In the lines below, the string "content" may appear; say how many lines hold it and give nothing more.

# [STORED DATA]
- - - -

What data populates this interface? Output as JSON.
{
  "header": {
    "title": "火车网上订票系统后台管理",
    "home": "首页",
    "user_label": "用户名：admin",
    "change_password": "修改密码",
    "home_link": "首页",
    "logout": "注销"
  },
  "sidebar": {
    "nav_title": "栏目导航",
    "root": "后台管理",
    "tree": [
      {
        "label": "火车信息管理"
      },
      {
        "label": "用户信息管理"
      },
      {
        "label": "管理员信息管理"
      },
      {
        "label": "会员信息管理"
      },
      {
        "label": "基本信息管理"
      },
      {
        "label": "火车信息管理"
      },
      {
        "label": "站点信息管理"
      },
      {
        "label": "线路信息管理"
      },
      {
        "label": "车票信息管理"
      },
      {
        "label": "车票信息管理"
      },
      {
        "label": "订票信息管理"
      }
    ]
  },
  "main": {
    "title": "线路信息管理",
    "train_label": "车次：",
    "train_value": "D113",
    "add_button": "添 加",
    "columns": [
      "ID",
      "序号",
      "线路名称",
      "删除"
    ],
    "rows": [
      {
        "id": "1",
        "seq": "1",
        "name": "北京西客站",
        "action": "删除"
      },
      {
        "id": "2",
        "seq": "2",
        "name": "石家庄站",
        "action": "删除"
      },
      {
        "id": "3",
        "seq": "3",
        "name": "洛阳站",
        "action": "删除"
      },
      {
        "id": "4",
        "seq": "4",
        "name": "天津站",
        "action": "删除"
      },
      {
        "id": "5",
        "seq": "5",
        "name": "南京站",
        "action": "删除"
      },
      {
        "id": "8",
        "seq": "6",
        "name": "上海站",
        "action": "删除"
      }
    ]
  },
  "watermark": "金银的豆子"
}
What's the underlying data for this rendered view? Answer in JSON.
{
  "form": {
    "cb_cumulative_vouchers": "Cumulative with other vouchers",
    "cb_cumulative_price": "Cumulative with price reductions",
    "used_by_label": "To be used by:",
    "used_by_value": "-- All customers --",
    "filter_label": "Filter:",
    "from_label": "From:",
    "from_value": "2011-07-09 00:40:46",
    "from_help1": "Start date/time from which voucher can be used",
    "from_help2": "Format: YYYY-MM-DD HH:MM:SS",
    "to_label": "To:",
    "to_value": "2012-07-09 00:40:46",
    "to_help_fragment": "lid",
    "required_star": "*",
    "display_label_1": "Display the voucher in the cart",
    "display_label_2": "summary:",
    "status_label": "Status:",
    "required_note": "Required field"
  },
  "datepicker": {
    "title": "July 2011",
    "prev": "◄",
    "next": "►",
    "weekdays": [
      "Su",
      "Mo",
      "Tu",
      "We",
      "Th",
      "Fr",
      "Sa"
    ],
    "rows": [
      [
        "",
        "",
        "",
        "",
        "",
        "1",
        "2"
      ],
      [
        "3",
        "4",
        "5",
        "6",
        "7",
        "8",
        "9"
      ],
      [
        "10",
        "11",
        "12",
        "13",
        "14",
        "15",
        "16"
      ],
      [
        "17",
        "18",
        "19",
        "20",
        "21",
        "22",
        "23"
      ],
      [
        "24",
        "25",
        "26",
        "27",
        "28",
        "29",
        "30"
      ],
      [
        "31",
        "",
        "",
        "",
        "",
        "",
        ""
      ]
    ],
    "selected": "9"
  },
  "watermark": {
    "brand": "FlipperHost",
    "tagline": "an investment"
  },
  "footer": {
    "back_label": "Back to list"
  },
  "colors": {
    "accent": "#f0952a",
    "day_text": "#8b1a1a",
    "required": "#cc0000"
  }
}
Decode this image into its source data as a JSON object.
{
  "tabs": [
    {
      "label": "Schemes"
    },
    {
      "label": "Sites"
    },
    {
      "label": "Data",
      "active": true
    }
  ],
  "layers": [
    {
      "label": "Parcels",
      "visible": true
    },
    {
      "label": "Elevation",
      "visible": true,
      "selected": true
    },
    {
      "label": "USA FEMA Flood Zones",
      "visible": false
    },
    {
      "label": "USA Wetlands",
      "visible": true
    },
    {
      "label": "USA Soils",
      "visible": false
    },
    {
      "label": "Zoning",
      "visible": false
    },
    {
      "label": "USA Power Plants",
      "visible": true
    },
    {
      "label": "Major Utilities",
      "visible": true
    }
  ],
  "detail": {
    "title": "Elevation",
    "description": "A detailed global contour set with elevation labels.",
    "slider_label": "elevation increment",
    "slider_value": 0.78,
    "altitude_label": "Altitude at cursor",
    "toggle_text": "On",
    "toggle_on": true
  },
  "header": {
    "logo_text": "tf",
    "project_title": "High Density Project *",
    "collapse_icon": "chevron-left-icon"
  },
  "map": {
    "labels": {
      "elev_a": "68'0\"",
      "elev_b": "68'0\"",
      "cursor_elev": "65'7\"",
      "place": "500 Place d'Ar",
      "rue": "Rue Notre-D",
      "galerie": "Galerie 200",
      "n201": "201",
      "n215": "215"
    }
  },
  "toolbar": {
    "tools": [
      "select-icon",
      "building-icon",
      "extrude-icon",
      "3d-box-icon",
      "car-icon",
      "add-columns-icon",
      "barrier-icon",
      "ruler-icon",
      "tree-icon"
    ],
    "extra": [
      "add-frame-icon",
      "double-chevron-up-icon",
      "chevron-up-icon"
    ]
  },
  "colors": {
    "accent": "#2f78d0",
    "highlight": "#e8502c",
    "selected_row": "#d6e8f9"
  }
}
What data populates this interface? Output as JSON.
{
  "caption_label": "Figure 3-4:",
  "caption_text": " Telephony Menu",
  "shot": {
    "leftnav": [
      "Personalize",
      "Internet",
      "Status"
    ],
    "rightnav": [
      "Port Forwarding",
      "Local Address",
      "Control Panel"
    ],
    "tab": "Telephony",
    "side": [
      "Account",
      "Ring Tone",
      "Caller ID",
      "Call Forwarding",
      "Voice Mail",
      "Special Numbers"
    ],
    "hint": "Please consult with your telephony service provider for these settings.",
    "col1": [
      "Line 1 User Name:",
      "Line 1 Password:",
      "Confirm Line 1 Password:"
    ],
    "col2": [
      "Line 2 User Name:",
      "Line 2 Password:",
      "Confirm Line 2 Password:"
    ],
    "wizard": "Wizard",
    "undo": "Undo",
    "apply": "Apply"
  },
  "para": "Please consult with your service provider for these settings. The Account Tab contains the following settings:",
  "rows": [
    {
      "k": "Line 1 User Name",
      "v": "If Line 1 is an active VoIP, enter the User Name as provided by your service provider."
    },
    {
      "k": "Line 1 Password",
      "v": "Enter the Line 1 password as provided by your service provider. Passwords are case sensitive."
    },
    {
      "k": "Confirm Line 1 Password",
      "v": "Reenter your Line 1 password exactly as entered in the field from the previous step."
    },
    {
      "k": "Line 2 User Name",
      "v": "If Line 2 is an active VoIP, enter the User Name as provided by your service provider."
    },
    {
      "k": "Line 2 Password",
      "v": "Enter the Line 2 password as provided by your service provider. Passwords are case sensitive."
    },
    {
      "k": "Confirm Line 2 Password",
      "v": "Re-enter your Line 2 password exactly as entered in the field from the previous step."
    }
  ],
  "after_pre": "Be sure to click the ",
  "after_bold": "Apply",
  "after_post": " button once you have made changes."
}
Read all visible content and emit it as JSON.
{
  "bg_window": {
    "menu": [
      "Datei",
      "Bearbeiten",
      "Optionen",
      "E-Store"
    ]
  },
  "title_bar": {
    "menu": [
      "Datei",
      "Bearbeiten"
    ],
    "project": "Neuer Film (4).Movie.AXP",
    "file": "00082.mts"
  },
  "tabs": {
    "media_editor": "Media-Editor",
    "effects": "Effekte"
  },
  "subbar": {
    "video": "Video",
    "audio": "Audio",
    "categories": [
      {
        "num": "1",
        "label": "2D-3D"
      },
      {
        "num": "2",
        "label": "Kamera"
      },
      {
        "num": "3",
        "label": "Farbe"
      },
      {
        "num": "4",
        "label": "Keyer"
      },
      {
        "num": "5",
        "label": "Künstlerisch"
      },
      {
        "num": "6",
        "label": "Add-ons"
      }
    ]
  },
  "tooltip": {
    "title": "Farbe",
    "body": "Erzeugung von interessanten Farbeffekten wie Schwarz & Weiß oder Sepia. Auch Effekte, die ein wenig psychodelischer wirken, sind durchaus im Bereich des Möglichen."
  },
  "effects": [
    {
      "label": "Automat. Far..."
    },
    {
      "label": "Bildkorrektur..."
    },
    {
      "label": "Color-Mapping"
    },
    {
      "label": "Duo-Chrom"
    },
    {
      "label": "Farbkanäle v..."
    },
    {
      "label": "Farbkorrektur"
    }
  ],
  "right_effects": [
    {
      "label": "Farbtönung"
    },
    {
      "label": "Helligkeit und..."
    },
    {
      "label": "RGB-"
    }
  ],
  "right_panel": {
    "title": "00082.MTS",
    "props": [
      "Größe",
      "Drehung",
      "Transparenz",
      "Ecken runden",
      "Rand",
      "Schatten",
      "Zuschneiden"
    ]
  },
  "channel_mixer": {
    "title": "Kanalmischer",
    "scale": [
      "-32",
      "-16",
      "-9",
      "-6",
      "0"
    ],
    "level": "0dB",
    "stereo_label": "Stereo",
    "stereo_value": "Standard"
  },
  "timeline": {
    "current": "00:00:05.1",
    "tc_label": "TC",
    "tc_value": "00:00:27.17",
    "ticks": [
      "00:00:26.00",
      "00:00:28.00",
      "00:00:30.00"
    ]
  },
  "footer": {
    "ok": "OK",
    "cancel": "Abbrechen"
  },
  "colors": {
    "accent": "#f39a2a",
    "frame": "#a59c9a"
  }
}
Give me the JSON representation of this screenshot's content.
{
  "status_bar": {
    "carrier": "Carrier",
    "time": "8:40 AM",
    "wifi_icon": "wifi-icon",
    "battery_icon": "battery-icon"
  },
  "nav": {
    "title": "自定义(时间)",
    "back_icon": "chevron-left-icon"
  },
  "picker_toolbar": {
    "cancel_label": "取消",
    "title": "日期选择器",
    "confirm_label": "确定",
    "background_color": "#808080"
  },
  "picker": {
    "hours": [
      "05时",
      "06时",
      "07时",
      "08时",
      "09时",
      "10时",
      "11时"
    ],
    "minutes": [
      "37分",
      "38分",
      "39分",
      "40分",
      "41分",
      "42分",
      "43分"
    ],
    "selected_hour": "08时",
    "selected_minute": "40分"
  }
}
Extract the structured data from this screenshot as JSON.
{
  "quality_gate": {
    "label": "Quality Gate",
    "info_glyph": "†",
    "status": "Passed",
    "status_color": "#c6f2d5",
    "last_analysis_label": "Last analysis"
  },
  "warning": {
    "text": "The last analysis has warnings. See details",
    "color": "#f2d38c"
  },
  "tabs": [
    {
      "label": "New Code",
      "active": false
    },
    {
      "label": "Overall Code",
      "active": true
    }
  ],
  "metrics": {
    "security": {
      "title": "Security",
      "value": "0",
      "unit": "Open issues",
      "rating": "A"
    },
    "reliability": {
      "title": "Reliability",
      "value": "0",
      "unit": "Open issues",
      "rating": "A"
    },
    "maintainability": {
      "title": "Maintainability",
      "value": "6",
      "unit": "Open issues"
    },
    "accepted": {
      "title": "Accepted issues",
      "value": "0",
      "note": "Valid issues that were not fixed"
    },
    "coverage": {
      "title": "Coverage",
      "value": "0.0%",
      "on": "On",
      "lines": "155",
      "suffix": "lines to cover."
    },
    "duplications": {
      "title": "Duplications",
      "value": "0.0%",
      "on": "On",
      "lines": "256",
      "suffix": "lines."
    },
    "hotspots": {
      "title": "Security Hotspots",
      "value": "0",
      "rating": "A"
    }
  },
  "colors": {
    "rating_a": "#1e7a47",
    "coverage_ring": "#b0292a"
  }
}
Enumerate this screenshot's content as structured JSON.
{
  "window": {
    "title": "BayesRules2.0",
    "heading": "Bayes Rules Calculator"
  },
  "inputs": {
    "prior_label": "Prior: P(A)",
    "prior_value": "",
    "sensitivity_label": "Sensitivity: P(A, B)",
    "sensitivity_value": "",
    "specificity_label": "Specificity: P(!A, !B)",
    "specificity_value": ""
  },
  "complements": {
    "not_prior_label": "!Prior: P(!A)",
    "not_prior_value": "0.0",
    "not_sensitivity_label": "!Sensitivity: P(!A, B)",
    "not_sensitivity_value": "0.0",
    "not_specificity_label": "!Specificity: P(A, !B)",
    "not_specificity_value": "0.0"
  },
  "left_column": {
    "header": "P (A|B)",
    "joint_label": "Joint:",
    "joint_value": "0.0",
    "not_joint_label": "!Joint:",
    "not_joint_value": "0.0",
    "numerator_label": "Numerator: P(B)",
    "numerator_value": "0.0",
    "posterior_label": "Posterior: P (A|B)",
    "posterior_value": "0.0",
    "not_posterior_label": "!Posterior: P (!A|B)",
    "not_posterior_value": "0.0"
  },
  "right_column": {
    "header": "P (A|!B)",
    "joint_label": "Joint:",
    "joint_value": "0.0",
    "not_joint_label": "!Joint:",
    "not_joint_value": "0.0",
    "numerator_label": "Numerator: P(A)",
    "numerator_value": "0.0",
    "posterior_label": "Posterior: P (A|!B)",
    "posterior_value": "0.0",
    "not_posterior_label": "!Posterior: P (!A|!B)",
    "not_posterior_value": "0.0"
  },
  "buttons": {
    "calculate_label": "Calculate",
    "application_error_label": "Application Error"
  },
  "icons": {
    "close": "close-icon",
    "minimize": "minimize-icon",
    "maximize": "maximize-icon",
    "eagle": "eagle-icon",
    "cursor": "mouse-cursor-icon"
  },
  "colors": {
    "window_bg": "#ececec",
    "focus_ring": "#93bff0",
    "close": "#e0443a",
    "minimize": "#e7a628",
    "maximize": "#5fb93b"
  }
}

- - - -

# [ANSWER TO THIS EXERCISE]
3